This article has nothing to do with being a Nosey Nellie, but keep reading.
A lot of people say they want to get ahead financially. But most people don’t have a clue about what that actually mean, much less the steps to take to get there.
To succeed in life and in business, you have to understand a few things about a “business”—what it means, what it requires, what makes up its parts, and how you can get a bigger piece of the pie.
LESSON #1: Businesses want to make a profit.
LESSON #2: To do that they must have something to sell that the public wants to buy, and
LESSON #3: They must keep their expenses as low as reasonably possible.
If you work for a shoe company, you help your employer make, promote or sell shoes. They, in turn, try to keep their expenses low so they can make a profit, pay their bills (aka your salary), and stay in business.
If you work for a construction company, you bring your building expertise to the job site every day to help your crew construct a terrific bridge, house, or airport.

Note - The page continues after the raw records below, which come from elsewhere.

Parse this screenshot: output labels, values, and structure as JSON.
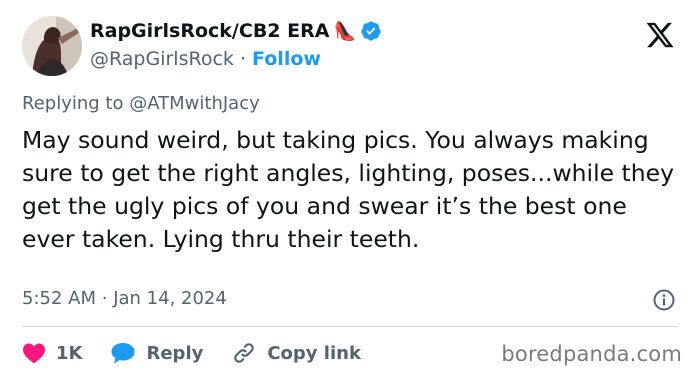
{
  "header": {
    "display_name": "RapGirlsRock/CB2 ERA",
    "heel_emoji": "👠",
    "handle": "@RapGirlsRock",
    "separator": "·",
    "follow_label": "Follow"
  },
  "reply": {
    "prefix": "Replying to",
    "mention": "@ATMwithJacy"
  },
  "tweet": {
    "text": "May sound weird, but taking pics. You always making sure to get the right angles, lighting, poses...while they get the ugly pics of you and swear it’s the best one ever taken. Lying thru their teeth."
  },
  "meta": {
    "time": "5:52 AM",
    "separator": "·",
    "date": "Jan 14, 2024"
  },
  "actions": {
    "likes": "1K",
    "reply_label": "Reply",
    "copy_link_label": "Copy link"
  },
  "watermark": "boredpanda.com",
  "colors": {
    "text": "#0f1419",
    "secondary": "#536471",
    "accent": "#1d9bf0",
    "like": "#f91880",
    "divider": "#cfd9de"
  }
}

Once again, your employer tries to keep expenses low so they can afford to pay the electric bill, salaries, insurance, materials, etc., and have something left over to return to employees for a job well done, reimburse stock holders who have invested in the company, or build more projects.
If you are self-employed, you provide a product or a service that the public or a company wants to buy. You keep your expenses as low as possible. And, with luck, you make enough money to cover your expenses and stay in business for another day.
Shockingly, though, most people don’t see that these lessons apply to their personal lives as well. So, in case I haven’t been clear enough, let me state:
YOUR LIFE IS A BUSINESS.
When you go to work for someone else, you must have something they are willing to pay money for, whether it is technical knowledge, practical knowledge, physical strength, trustworthiness or any number of other personal attributes.
You sell your services to a business and they pay you money or some benefit in return.
You must then take that money to pay your personal expenses like rent, food, car payment, utilities, clothing, taxes, babysitting, etc.
• If you don’t have anything left over but all your bills are paid, you break even.
• If you don’t have enough income to cover your expenses, you go into debt.
• If you have something left over after all the bills are paid, you have made a profit that you can use to enhance your education, improve your house, buy a new car, save for your children’s education, go on a vacation, start your own business, etc. etc. etc.
Now I know that what I have just stated is almost too obvious for words, right?
But until you think of your life in terms of a business enterprise, you will never become a business success because controlling your personal spending is probably more important than controlling your business expenses.
Getting ahead in business does not just mean showing up every day and putting in your 8, 10 or 12 hours. It means understanding that not only your employer but also you personally must have something that someone else wants to purchase at some predetermined price, reduce costs, and strive to make a profit so that you can improve your lifestyle.
So . . . how well are you minding your own business? Perhaps it’s time to evaluate your current lifestyle and see if you have what it takes to make a profit at home before you try to make a profit at work. If you don’t get your own house in order, you will forever treat your paycheck like an allowance that you blow each month while believing that that that paycheck will keep coming forever. Good luck with that dream.
In the subsequent articles of Wednesday Wealth, I’ll go into more detail about:
a. What makes up a financial statement
b. What constitutes business and personal assets and liabilities
c. What is so dangerous about some expenses
d. Planning for the long term
e. Getting a raise
f. Evaluating your worth in the business world
g. Developing a business mentality
If you have any questions or suggestions for other articles, please contact me at firstname.lastname@example.org.